Two datasets can be compared only if they have the same days and timepoints per days. Since values in the two datasets must be paired together, the IDs must be unique within a dataset and match across the datasets. Any IDs that are duplicated within a dataset is dropped from the analysis. Any IDs that appear in one but not the other dataset is dropped from the analysis.

The 'damping' statistic is available for comparison pages and low q-values indicates that the change over time decreases in the secondary dataset compared to the primary dataset.

You can select any columns for ID but must choose at least one. These are used for labelling the rows.

If you are comparing datasets, then there are further considerations. IDs should be unique (any non-unique IDs are dropped from comparisons, but not from a single dataset analysis). The IDs from two datasets should match if you wish to compare them as any IDs that do not exist in both spreadsheets will be dropped from the comparsion. For these purposes, if you select multiple ID columns, then the columns are joined together to form the IDs and IDs match only if they match in every ID column.
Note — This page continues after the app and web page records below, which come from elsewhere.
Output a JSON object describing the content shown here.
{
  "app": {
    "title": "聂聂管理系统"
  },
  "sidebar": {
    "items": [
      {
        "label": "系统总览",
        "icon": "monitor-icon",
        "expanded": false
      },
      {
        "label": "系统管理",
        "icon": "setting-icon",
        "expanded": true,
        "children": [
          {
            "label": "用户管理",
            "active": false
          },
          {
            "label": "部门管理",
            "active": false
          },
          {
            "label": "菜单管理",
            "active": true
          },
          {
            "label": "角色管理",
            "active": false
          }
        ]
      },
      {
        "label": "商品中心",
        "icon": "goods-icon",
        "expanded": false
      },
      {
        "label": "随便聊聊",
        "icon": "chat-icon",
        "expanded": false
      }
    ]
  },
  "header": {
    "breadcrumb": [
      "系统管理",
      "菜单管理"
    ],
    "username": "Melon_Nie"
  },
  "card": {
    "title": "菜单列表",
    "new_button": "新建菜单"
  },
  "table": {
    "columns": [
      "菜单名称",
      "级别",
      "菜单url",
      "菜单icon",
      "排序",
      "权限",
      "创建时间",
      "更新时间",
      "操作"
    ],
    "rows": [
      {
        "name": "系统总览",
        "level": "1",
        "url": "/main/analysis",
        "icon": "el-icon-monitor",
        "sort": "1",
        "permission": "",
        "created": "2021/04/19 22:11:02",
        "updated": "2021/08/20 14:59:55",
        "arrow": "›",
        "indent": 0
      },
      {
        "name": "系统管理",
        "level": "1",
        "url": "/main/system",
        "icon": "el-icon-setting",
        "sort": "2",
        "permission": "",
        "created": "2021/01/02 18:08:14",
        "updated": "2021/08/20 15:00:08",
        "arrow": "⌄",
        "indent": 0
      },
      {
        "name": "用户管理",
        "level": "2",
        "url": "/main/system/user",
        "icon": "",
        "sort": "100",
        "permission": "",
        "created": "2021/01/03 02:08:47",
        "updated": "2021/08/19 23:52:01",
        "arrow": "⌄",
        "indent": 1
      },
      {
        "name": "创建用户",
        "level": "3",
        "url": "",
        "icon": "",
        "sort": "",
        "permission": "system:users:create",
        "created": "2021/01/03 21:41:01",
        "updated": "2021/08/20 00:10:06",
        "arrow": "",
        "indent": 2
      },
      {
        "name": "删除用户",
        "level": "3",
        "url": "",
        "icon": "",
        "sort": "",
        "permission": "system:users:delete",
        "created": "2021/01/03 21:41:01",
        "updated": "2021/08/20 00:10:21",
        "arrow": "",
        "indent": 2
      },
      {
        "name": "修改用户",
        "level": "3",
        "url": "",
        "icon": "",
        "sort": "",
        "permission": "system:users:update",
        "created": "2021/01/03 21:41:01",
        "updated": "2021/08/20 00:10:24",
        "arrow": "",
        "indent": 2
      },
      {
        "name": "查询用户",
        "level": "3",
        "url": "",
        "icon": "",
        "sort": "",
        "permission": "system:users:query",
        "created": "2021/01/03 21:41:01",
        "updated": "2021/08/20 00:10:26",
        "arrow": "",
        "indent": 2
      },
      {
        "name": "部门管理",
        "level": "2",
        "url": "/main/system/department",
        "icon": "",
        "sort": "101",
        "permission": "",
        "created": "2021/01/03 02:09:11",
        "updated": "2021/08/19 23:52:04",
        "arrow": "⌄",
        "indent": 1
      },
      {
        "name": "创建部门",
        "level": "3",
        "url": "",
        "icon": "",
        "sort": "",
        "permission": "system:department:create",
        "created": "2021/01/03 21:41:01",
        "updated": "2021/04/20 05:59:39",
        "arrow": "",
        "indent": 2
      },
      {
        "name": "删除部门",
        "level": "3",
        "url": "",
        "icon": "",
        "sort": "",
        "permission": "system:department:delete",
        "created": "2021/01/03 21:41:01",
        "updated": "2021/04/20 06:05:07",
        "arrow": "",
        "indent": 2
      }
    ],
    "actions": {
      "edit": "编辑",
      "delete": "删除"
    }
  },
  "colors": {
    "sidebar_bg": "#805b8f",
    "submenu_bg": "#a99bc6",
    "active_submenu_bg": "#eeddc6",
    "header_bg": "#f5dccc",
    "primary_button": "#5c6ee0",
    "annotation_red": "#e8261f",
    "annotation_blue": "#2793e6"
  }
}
Nitecap is currently under development and has not yet been published, so no citation is yet possible. If you publish a work using Nitecap, please let let us know.

If you use the JTK analysis results in your paper, the developers of JTK_cycle ask users to cite their paper.

If you use phase and amplitude difference statistics, you can cite Bingham, Arbogast, Cornelissen Guillaume, Lee, Halberg "Inferential Statistical Methods for Estimating and Comparing Cosinor Parameters," 1982.

If you have logged into your account, there is a share button on every dataset which gives a URL that can be given to your colleagues to access the dataset. Note that anyone with the URL can access it, so consider who you share it with.

When someone opens the link, they receive a copy of the dataset and none of the changes they make will be reflected in your copy. If you modify your dataset, then that modification will go to anyone who clicks the link after your modification, but not for anyone who clicked before.

Unfortunately we do not yet support sharing comparisons between multiple spreadsheets. Instead, you should share all the individual spreadsheets and if your colleague opens each spreadsheet link, they can perform a comparison by visiting their spreadsheet list page.

These are derived from the methods in Bingham, Arbogast, Cornelissen Guillaume, Lee, Halberg "Inferential Statistical Methods for Estimating and Comparing Cosinor Parameters," 1982. In particular, see equations 49 and 50, for the case where there are 2 datasets using the t-test versions.

In short, these statistics are cosinor approaches based on linear least-squares fits of cosine and sine curves. The null hypothesis is that the phase (respectively, amplitude) parameters of the datasets are all equal for the phase (respectively amplitude) difference p-value. Hence a significant p-value allows the rejection of the null hypothesis that these parameters are the same across all datasets.

In particular, note that if any one of the datasets has non-significant rhythmicity, the p-value for the phase test will be non-significant. This is desirable since the phase of a non-rhythmic feature is undefined. Hence this p-value is significant only when all are significantly rhythmic and the difference in their phases are significant. The amplitude of a non-significant rhythmicity should be low and hence an amplitude difference is still meaningful and the test is more powerful.